Task instructions:
Pick the lines holding the string "Application" out of the records and copy them.

Website and app data records
-.-.-
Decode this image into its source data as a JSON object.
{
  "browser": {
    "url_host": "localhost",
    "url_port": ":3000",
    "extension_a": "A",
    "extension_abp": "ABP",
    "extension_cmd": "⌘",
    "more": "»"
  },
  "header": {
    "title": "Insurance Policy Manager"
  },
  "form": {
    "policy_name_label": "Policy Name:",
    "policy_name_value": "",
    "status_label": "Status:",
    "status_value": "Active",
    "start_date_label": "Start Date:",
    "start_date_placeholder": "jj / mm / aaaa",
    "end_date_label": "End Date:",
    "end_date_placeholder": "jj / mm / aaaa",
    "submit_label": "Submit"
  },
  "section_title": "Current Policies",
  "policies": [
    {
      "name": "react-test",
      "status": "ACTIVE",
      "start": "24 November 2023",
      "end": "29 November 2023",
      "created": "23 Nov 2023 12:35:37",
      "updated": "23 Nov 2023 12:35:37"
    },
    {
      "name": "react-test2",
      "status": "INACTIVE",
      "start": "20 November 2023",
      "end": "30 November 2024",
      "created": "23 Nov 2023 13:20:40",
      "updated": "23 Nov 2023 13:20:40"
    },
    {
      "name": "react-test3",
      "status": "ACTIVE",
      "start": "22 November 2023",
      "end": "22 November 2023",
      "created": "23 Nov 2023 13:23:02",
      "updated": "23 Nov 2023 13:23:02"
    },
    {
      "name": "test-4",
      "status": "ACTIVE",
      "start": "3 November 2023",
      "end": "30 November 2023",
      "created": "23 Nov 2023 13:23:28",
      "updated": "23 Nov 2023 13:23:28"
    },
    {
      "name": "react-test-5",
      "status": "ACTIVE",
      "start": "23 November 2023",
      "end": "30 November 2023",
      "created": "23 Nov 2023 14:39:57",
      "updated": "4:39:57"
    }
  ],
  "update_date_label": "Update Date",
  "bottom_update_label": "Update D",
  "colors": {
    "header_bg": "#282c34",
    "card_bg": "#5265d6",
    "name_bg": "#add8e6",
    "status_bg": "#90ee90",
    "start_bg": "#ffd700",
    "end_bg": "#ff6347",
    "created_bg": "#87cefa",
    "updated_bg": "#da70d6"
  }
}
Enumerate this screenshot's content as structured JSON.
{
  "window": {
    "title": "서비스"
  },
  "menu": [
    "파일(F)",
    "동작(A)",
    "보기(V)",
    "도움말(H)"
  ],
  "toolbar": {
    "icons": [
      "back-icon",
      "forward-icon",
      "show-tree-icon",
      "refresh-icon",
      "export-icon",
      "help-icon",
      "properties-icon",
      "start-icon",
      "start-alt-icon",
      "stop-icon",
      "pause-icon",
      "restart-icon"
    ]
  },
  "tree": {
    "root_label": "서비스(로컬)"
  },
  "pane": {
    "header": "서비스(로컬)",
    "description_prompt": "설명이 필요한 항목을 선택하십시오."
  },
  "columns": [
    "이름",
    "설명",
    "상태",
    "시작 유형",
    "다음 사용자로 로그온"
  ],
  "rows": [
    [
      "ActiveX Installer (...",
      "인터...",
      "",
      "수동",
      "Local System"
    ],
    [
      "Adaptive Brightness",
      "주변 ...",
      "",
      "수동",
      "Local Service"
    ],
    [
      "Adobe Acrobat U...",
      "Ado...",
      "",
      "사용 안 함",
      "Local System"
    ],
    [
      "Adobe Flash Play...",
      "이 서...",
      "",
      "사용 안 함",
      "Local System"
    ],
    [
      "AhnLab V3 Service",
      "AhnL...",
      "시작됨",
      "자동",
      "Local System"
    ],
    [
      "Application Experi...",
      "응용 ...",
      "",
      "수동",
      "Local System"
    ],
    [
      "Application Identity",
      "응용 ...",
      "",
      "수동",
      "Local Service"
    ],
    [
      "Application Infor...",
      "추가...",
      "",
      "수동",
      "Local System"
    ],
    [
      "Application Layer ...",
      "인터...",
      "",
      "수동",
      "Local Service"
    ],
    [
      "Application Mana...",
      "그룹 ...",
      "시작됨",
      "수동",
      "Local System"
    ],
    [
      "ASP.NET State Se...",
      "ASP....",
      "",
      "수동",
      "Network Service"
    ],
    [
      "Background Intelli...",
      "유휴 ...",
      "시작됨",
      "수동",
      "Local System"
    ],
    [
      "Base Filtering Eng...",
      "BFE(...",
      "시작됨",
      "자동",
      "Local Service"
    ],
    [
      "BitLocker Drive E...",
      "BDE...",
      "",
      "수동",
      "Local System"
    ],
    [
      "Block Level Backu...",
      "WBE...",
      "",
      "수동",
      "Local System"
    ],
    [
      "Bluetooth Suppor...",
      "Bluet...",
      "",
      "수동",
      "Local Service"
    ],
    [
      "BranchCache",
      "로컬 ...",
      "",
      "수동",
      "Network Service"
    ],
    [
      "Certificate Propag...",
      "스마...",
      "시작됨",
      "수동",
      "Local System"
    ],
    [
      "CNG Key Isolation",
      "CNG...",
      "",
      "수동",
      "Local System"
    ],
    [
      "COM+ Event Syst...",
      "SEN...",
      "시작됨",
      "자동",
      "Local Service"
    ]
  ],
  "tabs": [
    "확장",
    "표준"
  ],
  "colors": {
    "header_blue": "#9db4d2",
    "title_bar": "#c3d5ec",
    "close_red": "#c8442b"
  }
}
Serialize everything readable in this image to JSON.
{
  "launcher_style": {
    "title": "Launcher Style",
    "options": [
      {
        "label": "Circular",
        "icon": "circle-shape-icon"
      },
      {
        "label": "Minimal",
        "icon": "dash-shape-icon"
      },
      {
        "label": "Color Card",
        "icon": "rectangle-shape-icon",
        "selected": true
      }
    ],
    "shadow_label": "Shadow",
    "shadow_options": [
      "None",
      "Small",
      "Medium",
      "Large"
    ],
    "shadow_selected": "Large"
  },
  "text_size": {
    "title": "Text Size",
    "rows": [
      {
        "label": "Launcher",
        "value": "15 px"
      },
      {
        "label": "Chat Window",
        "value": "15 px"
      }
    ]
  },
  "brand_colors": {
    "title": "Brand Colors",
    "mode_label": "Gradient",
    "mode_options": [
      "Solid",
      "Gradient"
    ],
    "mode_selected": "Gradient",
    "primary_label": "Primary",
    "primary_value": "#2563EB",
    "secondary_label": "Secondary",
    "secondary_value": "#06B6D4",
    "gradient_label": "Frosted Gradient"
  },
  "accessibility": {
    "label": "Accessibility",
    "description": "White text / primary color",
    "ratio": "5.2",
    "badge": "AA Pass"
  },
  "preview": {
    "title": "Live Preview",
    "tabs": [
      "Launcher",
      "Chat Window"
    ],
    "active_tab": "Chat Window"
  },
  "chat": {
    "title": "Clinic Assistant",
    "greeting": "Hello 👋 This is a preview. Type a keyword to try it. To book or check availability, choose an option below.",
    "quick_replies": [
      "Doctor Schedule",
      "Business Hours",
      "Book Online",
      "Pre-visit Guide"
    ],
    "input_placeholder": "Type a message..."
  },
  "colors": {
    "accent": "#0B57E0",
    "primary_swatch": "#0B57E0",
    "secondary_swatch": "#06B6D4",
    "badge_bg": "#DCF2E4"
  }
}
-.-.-
Answer area:
      "Application Experi...",
      "Application Identity",
      "Application Infor...",
      "Application Layer ...",
      "Application Mana...",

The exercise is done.